* Given data *
_____

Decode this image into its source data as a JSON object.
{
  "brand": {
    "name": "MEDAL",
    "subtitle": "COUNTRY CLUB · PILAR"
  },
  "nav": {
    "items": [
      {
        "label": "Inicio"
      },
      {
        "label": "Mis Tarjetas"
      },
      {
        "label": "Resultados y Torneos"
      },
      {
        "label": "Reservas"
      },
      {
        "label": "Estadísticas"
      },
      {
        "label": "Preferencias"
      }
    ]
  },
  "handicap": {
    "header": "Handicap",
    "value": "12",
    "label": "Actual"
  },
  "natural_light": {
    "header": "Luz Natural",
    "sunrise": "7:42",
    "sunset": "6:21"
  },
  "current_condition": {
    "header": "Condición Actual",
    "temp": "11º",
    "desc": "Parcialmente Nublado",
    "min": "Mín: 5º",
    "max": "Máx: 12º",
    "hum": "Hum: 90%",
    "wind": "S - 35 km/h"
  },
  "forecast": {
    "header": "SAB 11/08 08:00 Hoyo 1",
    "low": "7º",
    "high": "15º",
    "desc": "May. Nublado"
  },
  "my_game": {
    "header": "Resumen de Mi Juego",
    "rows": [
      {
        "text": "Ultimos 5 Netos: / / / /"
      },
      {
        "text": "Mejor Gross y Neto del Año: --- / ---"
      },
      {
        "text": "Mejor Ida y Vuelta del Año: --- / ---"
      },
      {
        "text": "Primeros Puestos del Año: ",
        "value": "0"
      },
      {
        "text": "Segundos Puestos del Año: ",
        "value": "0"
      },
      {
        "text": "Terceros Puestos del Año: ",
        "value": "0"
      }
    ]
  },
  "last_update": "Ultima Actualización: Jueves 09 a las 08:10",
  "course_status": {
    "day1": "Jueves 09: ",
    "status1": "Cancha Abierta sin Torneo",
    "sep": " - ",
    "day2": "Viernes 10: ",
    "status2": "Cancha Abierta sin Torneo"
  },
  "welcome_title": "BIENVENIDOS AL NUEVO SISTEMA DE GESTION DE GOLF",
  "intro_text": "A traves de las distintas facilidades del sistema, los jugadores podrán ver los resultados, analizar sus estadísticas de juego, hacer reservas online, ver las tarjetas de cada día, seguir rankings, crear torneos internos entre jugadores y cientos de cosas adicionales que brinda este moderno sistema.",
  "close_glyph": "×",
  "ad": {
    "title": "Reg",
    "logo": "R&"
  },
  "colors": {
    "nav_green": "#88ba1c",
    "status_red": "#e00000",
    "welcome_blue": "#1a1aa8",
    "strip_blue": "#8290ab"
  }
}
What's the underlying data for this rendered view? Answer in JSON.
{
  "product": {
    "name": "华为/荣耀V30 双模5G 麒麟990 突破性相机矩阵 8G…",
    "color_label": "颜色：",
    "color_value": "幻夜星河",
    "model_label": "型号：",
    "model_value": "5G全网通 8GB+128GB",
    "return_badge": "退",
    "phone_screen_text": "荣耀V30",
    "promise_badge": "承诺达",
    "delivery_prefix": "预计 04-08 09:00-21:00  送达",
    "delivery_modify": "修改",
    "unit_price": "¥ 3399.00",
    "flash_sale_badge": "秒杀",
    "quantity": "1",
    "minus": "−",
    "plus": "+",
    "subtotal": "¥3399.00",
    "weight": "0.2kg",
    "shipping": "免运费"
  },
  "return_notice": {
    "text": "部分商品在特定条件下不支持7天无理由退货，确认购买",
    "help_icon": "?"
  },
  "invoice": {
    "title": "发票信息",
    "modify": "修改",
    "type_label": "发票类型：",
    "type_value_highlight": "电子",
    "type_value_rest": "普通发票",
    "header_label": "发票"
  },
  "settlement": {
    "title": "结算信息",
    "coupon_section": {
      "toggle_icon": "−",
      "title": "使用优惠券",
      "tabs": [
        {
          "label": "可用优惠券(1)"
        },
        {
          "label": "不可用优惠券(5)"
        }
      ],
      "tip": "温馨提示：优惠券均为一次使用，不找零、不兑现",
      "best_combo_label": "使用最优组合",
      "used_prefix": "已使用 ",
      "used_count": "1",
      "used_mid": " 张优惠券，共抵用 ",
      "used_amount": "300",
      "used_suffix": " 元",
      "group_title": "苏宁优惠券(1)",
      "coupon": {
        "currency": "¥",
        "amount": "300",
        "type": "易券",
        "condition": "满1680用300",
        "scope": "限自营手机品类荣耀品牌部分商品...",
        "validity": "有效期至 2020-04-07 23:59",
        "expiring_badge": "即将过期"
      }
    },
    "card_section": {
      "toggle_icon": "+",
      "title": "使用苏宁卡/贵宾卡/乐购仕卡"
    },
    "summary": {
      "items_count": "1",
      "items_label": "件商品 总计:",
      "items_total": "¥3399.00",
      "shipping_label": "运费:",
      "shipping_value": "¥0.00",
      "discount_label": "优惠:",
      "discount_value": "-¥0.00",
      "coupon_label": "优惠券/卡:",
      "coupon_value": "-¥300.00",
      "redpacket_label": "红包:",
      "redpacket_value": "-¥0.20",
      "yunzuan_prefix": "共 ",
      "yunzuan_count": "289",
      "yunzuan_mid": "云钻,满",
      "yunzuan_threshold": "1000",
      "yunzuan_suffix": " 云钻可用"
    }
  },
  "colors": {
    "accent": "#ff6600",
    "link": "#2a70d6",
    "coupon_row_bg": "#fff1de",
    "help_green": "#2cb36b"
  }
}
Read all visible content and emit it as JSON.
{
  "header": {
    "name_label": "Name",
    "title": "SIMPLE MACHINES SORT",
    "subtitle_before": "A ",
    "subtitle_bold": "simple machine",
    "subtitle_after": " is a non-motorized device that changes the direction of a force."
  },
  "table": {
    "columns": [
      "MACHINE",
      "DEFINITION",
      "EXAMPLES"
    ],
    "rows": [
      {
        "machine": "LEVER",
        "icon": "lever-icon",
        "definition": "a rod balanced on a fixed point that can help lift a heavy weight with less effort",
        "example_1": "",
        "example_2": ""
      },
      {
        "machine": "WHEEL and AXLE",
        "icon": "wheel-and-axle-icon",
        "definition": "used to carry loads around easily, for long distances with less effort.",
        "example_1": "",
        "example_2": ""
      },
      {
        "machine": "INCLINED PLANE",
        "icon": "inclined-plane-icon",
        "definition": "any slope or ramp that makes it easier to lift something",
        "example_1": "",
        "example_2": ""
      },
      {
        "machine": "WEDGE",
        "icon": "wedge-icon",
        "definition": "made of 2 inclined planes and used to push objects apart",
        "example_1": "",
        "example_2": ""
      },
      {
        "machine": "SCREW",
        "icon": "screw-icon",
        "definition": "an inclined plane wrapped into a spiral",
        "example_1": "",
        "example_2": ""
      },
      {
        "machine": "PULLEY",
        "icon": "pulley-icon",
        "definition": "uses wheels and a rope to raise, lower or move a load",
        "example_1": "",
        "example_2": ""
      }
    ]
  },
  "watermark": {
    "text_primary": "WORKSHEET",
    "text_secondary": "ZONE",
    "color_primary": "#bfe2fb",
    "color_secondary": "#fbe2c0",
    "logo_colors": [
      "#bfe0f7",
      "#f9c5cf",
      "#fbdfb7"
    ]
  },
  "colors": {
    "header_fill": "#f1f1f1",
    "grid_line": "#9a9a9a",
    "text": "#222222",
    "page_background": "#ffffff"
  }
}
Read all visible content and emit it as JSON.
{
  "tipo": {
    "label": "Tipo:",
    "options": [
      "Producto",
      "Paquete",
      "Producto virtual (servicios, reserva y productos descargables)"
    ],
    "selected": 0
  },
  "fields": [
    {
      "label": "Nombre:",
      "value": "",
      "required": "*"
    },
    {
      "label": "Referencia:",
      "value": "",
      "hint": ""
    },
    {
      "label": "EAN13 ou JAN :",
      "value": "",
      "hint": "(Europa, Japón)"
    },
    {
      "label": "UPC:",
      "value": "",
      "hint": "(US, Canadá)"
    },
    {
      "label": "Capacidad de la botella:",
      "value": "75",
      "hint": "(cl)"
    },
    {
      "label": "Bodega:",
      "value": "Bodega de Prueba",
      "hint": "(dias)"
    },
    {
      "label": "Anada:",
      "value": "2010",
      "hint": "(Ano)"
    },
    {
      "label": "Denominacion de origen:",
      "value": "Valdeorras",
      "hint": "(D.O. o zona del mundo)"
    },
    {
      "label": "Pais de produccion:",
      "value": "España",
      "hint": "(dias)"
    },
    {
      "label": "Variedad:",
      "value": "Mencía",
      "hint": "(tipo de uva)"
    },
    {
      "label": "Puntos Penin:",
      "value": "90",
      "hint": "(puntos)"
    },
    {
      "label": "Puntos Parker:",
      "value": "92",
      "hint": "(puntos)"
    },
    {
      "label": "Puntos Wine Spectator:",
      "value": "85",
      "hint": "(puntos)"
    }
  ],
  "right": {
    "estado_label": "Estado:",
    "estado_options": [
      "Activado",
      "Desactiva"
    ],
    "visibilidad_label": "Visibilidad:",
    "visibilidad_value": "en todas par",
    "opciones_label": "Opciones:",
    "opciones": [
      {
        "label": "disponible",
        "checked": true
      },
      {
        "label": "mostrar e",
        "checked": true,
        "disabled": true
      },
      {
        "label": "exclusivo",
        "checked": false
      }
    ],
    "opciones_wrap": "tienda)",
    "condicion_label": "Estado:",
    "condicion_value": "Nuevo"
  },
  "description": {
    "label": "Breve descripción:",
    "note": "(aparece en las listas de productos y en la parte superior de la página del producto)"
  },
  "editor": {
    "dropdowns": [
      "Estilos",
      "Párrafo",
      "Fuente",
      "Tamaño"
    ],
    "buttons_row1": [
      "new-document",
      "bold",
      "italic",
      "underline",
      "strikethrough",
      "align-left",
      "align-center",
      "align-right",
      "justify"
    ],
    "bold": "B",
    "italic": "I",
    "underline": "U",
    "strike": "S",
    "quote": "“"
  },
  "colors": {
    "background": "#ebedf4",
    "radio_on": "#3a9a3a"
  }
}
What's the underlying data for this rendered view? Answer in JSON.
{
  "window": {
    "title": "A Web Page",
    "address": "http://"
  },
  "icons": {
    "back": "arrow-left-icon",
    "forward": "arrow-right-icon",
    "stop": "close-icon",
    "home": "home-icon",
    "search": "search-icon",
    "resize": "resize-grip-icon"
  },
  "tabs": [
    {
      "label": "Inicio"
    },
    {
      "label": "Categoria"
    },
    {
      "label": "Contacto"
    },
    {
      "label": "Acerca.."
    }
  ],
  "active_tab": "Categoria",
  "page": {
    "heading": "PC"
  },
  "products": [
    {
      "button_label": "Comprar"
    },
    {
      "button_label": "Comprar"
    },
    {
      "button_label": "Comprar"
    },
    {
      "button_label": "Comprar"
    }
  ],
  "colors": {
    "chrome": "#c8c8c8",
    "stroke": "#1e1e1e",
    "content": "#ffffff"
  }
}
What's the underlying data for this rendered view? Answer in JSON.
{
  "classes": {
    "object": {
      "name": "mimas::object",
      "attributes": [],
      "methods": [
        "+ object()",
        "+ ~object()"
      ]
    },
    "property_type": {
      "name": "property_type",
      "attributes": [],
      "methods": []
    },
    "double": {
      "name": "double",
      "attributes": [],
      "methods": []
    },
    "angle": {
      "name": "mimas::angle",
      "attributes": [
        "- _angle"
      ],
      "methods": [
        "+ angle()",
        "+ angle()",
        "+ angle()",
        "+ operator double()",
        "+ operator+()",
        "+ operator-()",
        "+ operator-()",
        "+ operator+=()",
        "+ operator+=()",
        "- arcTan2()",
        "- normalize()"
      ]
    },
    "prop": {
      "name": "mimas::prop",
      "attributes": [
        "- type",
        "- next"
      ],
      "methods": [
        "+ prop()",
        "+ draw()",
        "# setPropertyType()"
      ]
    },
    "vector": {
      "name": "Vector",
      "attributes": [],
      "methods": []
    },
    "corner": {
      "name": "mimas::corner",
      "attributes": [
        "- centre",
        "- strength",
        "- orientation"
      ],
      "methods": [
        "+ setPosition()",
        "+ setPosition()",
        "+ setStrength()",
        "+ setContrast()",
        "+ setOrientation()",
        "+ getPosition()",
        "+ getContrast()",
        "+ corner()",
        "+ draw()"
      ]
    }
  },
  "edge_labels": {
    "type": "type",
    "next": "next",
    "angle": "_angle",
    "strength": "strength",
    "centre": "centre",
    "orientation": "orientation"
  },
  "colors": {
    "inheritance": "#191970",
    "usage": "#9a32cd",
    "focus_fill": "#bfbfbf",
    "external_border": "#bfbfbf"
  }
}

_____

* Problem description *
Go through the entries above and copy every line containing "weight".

* Task answer *
    "weight": "0.2kg",
        "definition": "a rod balanced on a fixed point that can help lift a heavy weight with less effort",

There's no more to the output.